No one in their right mind becomes a flight attendant to make money. While a good number of flight attendants do make a good salary, those flight attendants have been flying for many years and work for a major carrier. My first year of flying I only made 17K. That’s it. And that was before we took at 30% pay cut after 9/11. After 14 years of flying my colleagues with the same seniority aren’t doing so bad, but many of them still pick up trips to make extra cash in order to survive. Some even have second jobs. While my friend Grace just flies her schedule (80 hours a month) and teaches yoga on her days off, my friend John is a Spanish speaker who flies over 100 hours a month in the lead position on international routes. He gets paid extra money for 1. working high time. 2. being a speaker. 3. working international routes. 4. flying the lead position. While there are several ways to make extra cash, only you know how much you’ll be able to get by on.

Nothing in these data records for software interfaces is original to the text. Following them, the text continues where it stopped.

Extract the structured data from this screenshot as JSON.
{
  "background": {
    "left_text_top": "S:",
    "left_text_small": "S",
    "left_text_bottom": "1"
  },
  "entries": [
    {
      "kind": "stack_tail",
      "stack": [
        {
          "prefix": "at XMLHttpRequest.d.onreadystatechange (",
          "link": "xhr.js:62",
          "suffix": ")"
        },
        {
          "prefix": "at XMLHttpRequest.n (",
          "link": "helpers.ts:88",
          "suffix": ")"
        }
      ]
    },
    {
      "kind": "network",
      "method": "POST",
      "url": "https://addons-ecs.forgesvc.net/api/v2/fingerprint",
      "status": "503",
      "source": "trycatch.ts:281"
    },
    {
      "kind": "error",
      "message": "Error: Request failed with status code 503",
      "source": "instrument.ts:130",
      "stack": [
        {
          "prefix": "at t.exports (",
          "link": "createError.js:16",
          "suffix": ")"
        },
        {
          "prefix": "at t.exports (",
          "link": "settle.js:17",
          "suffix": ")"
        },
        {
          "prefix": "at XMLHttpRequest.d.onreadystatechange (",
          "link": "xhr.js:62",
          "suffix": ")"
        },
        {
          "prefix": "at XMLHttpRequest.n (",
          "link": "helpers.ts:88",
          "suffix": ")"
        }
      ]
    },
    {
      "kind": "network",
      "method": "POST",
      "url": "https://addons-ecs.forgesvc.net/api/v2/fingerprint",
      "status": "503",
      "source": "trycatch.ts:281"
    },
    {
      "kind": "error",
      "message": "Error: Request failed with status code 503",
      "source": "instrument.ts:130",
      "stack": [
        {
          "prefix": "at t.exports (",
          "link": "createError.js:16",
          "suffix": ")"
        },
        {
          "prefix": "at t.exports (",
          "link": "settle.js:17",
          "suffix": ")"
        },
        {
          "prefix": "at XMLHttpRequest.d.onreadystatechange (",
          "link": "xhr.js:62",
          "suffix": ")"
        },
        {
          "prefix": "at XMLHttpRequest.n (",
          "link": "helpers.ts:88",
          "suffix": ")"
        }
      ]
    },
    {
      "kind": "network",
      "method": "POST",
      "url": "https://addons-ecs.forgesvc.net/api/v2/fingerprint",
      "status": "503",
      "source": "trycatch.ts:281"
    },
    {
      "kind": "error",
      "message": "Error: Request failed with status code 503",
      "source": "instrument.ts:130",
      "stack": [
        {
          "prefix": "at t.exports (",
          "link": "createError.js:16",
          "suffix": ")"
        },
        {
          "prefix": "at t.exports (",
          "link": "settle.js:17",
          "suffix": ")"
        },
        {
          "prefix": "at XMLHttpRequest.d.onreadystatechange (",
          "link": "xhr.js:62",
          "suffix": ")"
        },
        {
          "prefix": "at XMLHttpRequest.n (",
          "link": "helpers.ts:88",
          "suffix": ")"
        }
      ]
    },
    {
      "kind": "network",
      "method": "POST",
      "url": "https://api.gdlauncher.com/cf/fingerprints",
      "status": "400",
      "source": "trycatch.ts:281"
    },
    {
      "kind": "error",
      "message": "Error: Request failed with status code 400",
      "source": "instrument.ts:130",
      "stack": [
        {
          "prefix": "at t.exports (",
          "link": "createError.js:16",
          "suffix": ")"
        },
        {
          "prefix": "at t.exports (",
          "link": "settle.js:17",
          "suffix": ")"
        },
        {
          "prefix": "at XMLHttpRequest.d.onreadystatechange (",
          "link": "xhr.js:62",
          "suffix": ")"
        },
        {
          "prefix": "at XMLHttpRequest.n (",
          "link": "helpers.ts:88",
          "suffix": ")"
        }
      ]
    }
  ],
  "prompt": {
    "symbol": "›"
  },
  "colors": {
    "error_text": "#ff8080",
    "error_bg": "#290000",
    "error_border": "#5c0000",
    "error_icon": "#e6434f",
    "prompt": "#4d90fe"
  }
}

As far as flight attendant training goes, you can do it, Lorelei. I know you can do it because you want to do it. Yes, training is hard, but that’s only because it’s exhausting. The information you learn isn’t difficult, but a lot is coming at you at once in a short amount of time. My training lasted seven and a half weeks. Even though I went to college and graduated with a degree in psychology, flight attendant training was much more stressful and by far the longest seven and a half weeks of my life. If you’re worried about airport codes and airline lingo, you can study that online before you leave for training (click here for the website.) to get a head start.

The best advice I have for you right now is if you do decide to go through with flight attendant training, do not, I repeat, do not turn down another training class. Everything at an airline is based on seniority and seniority is determined by your training date. I’m not just talking about holding the best schedules and getting holidays off, I’m talking about base options and whether or not you’ll be furloughed in the future. Here are a few other Galley Gossip posts that might help you decide what you should do…

If you do decide to go through with training, GOOD LUCK! It’s an amazing experience, one you’ll never forget. Just make sure to write back and let me know when those wings are going to get pinned to your lapel.

Happy travels,

Heather Poole


Have a question? Email me at

Photos courtesy of (Lufthansa crew) Nicholas Macgowan, (red flight attendant) JasonDgreat, (yellow flight attendant) Solomonic, (slide) JFithian-